### TASK PROMPT
In the entries below, find every line with the string "expanded" and copy it.

Data records for software interfaces:

========================================================================

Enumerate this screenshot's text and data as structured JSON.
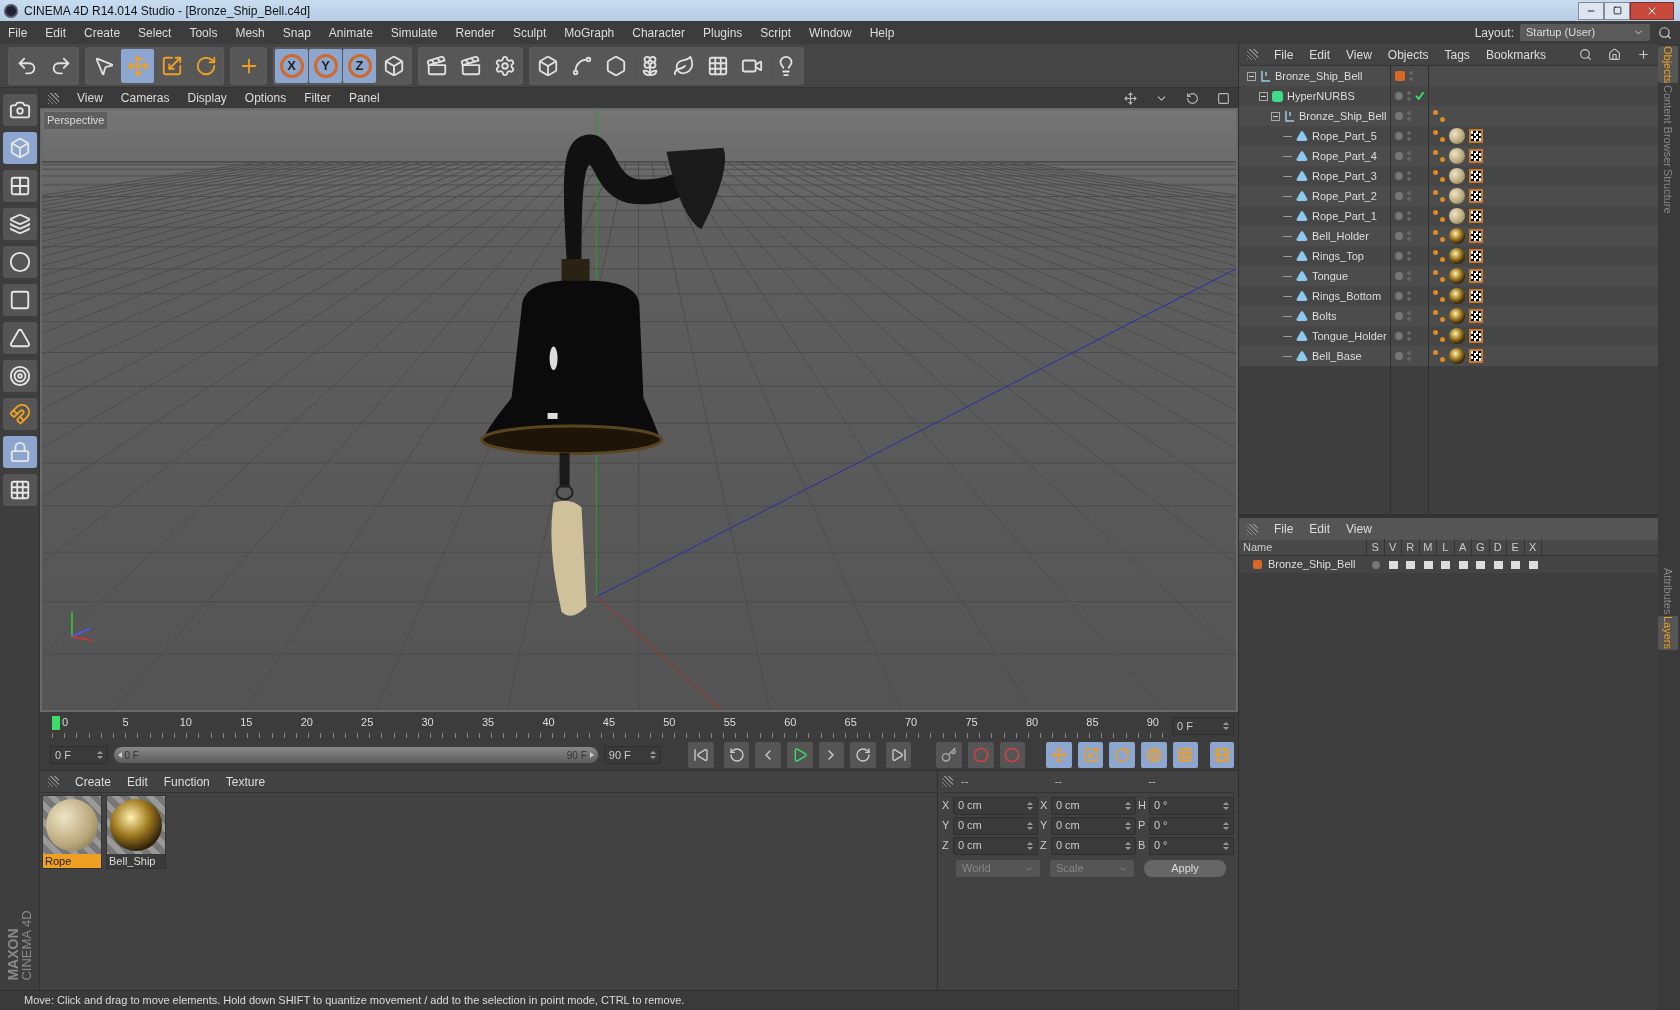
{
  "window": {
    "title": "CINEMA 4D R14.014 Studio - [Bronze_Ship_Bell.c4d]"
  },
  "menu": [
    "File",
    "Edit",
    "Create",
    "Select",
    "Tools",
    "Mesh",
    "Snap",
    "Animate",
    "Simulate",
    "Render",
    "Sculpt",
    "MoGraph",
    "Character",
    "Plugins",
    "Script",
    "Window",
    "Help"
  ],
  "layout": {
    "label": "Layout:",
    "value": "Startup (User)"
  },
  "toolbar": [
    [
      {
        "kind": "undo",
        "selected": false
      },
      {
        "kind": "redo",
        "selected": false
      }
    ],
    [
      {
        "kind": "select",
        "selected": false
      },
      {
        "kind": "move",
        "selected": true
      },
      {
        "kind": "scale",
        "selected": false
      },
      {
        "kind": "rotate",
        "selected": false
      }
    ],
    [
      {
        "kind": "add",
        "selected": false
      }
    ],
    [
      {
        "kind": "axis",
        "label": "X",
        "selected": true
      },
      {
        "kind": "axis",
        "label": "Y",
        "selected": true
      },
      {
        "kind": "axis",
        "label": "Z",
        "selected": true
      },
      {
        "kind": "coords",
        "selected": false
      }
    ],
    [
      {
        "kind": "render-view",
        "selected": false
      },
      {
        "kind": "render-picture",
        "selected": false
      },
      {
        "kind": "render-settings",
        "selected": false
      }
    ],
    [
      {
        "kind": "cube",
        "selected": false
      },
      {
        "kind": "spline",
        "selected": false
      },
      {
        "kind": "nurbs",
        "selected": false
      },
      {
        "kind": "array",
        "selected": false
      },
      {
        "kind": "deformer",
        "selected": false
      },
      {
        "kind": "floor",
        "selected": false
      },
      {
        "kind": "camera",
        "selected": false
      },
      {
        "kind": "light",
        "selected": false
      }
    ]
  ],
  "left_toolbar": [
    {
      "kind": "camera",
      "selected": false
    },
    {
      "kind": "model",
      "selected": true
    },
    {
      "kind": "texture",
      "selected": false
    },
    {
      "kind": "workplane",
      "selected": false
    },
    {
      "kind": "points",
      "selected": false
    },
    {
      "kind": "edges",
      "selected": false
    },
    {
      "kind": "polygons",
      "selected": false
    },
    {
      "kind": "axis",
      "selected": false
    },
    {
      "kind": "magnet",
      "selected": false
    },
    {
      "kind": "lock",
      "selected": true
    },
    {
      "kind": "snap",
      "selected": false
    }
  ],
  "logo": [
    "MAXON",
    "CINEMA 4D"
  ],
  "viewport": {
    "menu": [
      "View",
      "Cameras",
      "Display",
      "Options",
      "Filter",
      "Panel"
    ],
    "label": "Perspective"
  },
  "timeline": {
    "ticks": [
      "0",
      "5",
      "10",
      "15",
      "20",
      "25",
      "30",
      "35",
      "40",
      "45",
      "50",
      "55",
      "60",
      "65",
      "70",
      "75",
      "80",
      "85",
      "90"
    ],
    "level": 0,
    "current": "0 F",
    "start": "0 F",
    "range": {
      "start": "0 F",
      "end": "90 F",
      "level": 1
    },
    "end": "90 F"
  },
  "materials": {
    "menu": [
      "Create",
      "Edit",
      "Function",
      "Texture"
    ],
    "items": [
      {
        "name": "Rope",
        "kind": "rope",
        "selected": true
      },
      {
        "name": "Bell_Ship",
        "kind": "metal",
        "selected": false
      }
    ]
  },
  "coordinates": {
    "headers": [
      "--",
      "--",
      "--"
    ],
    "rows": [
      [
        "X",
        "0 cm",
        "X",
        "0 cm",
        "H",
        "0 °"
      ],
      [
        "Y",
        "0 cm",
        "Y",
        "0 cm",
        "P",
        "0 °"
      ],
      [
        "Z",
        "0 cm",
        "Z",
        "0 cm",
        "B",
        "0 °"
      ]
    ],
    "mode": "World",
    "type": "Scale",
    "apply": "Apply"
  },
  "objects": {
    "menu": [
      "File",
      "Edit",
      "View",
      "Objects",
      "Tags",
      "Bookmarks"
    ],
    "tree": [
      {
        "name": "Bronze_Ship_Bell",
        "kind": "null",
        "color": "#d9692b",
        "expanded": true,
        "children": [
          {
            "name": "HyperNURBS",
            "kind": "nurbs",
            "enabled": true,
            "expanded": true,
            "children": [
              {
                "name": "Bronze_Ship_Bell",
                "kind": "null",
                "tags": [
                  {
                    "kind": "phong"
                  }
                ],
                "expanded": true,
                "children": [
                  {
                    "name": "Rope_Part_5",
                    "kind": "mesh",
                    "tags": [
                      {
                        "kind": "phong"
                      },
                      {
                        "kind": "rope"
                      },
                      {
                        "kind": "uvw"
                      }
                    ]
                  },
                  {
                    "name": "Rope_Part_4",
                    "kind": "mesh",
                    "tags": [
                      {
                        "kind": "phong"
                      },
                      {
                        "kind": "rope"
                      },
                      {
                        "kind": "uvw"
                      }
                    ]
                  },
                  {
                    "name": "Rope_Part_3",
                    "kind": "mesh",
                    "tags": [
                      {
                        "kind": "phong"
                      },
                      {
                        "kind": "rope"
                      },
                      {
                        "kind": "uvw"
                      }
                    ]
                  },
                  {
                    "name": "Rope_Part_2",
                    "kind": "mesh",
                    "tags": [
                      {
                        "kind": "phong"
                      },
                      {
                        "kind": "rope"
                      },
                      {
                        "kind": "uvw"
                      }
                    ]
                  },
                  {
                    "name": "Rope_Part_1",
                    "kind": "mesh",
                    "tags": [
                      {
                        "kind": "phong"
                      },
                      {
                        "kind": "rope"
                      },
                      {
                        "kind": "uvw"
                      }
                    ]
                  },
                  {
                    "name": "Bell_Holder",
                    "kind": "mesh",
                    "tags": [
                      {
                        "kind": "phong"
                      },
                      {
                        "kind": "metal"
                      },
                      {
                        "kind": "uvw"
                      }
                    ]
                  },
                  {
                    "name": "Rings_Top",
                    "kind": "mesh",
                    "tags": [
                      {
                        "kind": "phong"
                      },
                      {
                        "kind": "metal"
                      },
                      {
                        "kind": "uvw"
                      }
                    ]
                  },
                  {
                    "name": "Tongue",
                    "kind": "mesh",
                    "tags": [
                      {
                        "kind": "phong"
                      },
                      {
                        "kind": "metal"
                      },
                      {
                        "kind": "uvw"
                      }
                    ]
                  },
                  {
                    "name": "Rings_Bottom",
                    "kind": "mesh",
                    "tags": [
                      {
                        "kind": "phong"
                      },
                      {
                        "kind": "metal"
                      },
                      {
                        "kind": "uvw"
                      }
                    ]
                  },
                  {
                    "name": "Bolts",
                    "kind": "mesh",
                    "tags": [
                      {
                        "kind": "phong"
                      },
                      {
                        "kind": "metal"
                      },
                      {
                        "kind": "uvw"
                      }
                    ]
                  },
                  {
                    "name": "Tongue_Holder",
                    "kind": "mesh",
                    "tags": [
                      {
                        "kind": "phong"
                      },
                      {
                        "kind": "metal"
                      },
                      {
                        "kind": "uvw"
                      }
                    ]
                  },
                  {
                    "name": "Bell_Base",
                    "kind": "mesh",
                    "tags": [
                      {
                        "kind": "phong"
                      },
                      {
                        "kind": "metal"
                      },
                      {
                        "kind": "uvw"
                      }
                    ]
                  }
                ]
              }
            ]
          }
        ]
      }
    ]
  },
  "layers": {
    "menu": [
      "File",
      "Edit",
      "View"
    ],
    "columns": [
      "Name",
      "S",
      "V",
      "R",
      "M",
      "L",
      "A",
      "G",
      "D",
      "E",
      "X"
    ],
    "rows": [
      {
        "name": "Bronze_Ship_Bell",
        "color": "#d9692b"
      }
    ]
  },
  "side_tabs_top": [
    {
      "label": "Objects",
      "selected": true
    },
    {
      "label": "Content Browser",
      "selected": false
    },
    {
      "label": "Structure",
      "selected": false
    }
  ],
  "side_tabs_bottom": [
    {
      "label": "Attributes",
      "selected": false
    },
    {
      "label": "Layers",
      "selected": true
    }
  ],
  "status_bar": "Move: Click and drag to move elements. Hold down SHIFT to quantize movement / add to the selection in point mode, CTRL to remove."
}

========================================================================

### SOLUTION TO THE EXERCISE
        "expanded": true,
            "expanded": true,
                "expanded": true,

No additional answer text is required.